<<<<

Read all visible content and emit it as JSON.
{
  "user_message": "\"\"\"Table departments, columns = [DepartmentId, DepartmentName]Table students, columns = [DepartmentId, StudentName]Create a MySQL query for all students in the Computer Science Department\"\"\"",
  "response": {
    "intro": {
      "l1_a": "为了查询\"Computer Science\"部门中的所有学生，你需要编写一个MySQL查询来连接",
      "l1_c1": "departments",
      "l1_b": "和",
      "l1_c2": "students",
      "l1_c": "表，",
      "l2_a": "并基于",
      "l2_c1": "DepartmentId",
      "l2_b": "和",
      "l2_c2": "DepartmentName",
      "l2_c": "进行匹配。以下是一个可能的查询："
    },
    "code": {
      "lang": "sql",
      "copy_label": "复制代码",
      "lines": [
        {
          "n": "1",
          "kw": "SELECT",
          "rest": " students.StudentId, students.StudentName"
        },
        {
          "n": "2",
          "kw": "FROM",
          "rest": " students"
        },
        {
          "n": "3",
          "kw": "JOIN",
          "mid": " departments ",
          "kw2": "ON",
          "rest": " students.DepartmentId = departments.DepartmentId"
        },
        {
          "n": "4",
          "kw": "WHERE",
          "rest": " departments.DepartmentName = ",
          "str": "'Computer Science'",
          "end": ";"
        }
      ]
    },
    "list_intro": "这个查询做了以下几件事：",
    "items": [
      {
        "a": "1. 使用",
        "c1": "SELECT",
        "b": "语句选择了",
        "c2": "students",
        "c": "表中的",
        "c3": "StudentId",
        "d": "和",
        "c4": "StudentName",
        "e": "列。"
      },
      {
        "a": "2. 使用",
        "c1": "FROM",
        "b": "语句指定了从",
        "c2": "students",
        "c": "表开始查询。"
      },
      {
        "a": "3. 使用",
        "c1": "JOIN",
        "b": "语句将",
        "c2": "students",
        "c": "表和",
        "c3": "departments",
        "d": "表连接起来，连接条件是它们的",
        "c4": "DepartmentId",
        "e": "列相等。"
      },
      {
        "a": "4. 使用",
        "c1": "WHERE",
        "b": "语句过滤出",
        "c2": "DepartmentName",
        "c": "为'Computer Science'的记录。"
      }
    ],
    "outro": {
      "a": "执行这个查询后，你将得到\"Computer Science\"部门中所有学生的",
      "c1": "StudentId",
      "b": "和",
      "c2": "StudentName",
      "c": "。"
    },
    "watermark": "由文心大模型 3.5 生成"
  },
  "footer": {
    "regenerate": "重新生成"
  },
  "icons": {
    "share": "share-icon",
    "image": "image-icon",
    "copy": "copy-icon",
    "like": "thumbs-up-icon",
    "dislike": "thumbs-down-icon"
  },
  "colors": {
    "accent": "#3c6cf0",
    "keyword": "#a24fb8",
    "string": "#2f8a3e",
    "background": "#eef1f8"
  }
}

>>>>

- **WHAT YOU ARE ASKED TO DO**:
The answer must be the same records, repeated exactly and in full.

- **EXPECTED ANSWER**:
Read all visible content and emit it as JSON.
{
  "user_message": "\"\"\"Table departments, columns = [DepartmentId, DepartmentName]Table students, columns = [DepartmentId, StudentName]Create a MySQL query for all students in the Computer Science Department\"\"\"",
  "response": {
    "intro": {
      "l1_a": "为了查询\"Computer Science\"部门中的所有学生，你需要编写一个MySQL查询来连接",
      "l1_c1": "departments",
      "l1_b": "和",
      "l1_c2": "students",
      "l1_c": "表，",
      "l2_a": "并基于",
      "l2_c1": "DepartmentId",
      "l2_b": "和",
      "l2_c2": "DepartmentName",
      "l2_c": "进行匹配。以下是一个可能的查询："
    },
    "code": {
      "lang": "sql",
      "copy_label": "复制代码",
      "lines": [
        {
          "n": "1",
          "kw": "SELECT",
          "rest": " students.StudentId, students.StudentName"
        },
        {
          "n": "2",
          "kw": "FROM",
          "rest": " students"
        },
        {
          "n": "3",
          "kw": "JOIN",
          "mid": " departments ",
          "kw2": "ON",
          "rest": " students.DepartmentId = departments.DepartmentId"
        },
        {
          "n": "4",
          "kw": "WHERE",
          "rest": " departments.DepartmentName = ",
          "str": "'Computer Science'",
          "end": ";"
        }
      ]
    },
    "list_intro": "这个查询做了以下几件事：",
    "items": [
      {
        "a": "1. 使用",
        "c1": "SELECT",
        "b": "语句选择了",
        "c2": "students",
        "c": "表中的",
        "c3": "StudentId",
        "d": "和",
        "c4": "StudentName",
        "e": "列。"
      },
      {
        "a": "2. 使用",
        "c1": "FROM",
        "b": "语句指定了从",
        "c2": "students",
        "c": "表开始查询。"
      },
      {
        "a": "3. 使用",
        "c1": "JOIN",
        "b": "语句将",
        "c2": "students",
        "c": "表和",
        "c3": "departments",
        "d": "表连接起来，连接条件是它们的",
        "c4": "DepartmentId",
        "e": "列相等。"
      },
      {
        "a": "4. 使用",
        "c1": "WHERE",
        "b": "语句过滤出",
        "c2": "DepartmentName",
        "c": "为'Computer Science'的记录。"
      }
    ],
    "outro": {
      "a": "执行这个查询后，你将得到\"Computer Science\"部门中所有学生的",
      "c1": "StudentId",
      "b": "和",
      "c2": "StudentName",
      "c": "。"
    },
    "watermark": "由文心大模型 3.5 生成"
  },
  "footer": {
    "regenerate": "重新生成"
  },
  "icons": {
    "share": "share-icon",
    "image": "image-icon",
    "copy": "copy-icon",
    "like": "thumbs-up-icon",
    "dislike": "thumbs-down-icon"
  },
  "colors": {
    "accent": "#3c6cf0",
    "keyword": "#a24fb8",
    "string": "#2f8a3e",
    "background": "#eef1f8"
  }
}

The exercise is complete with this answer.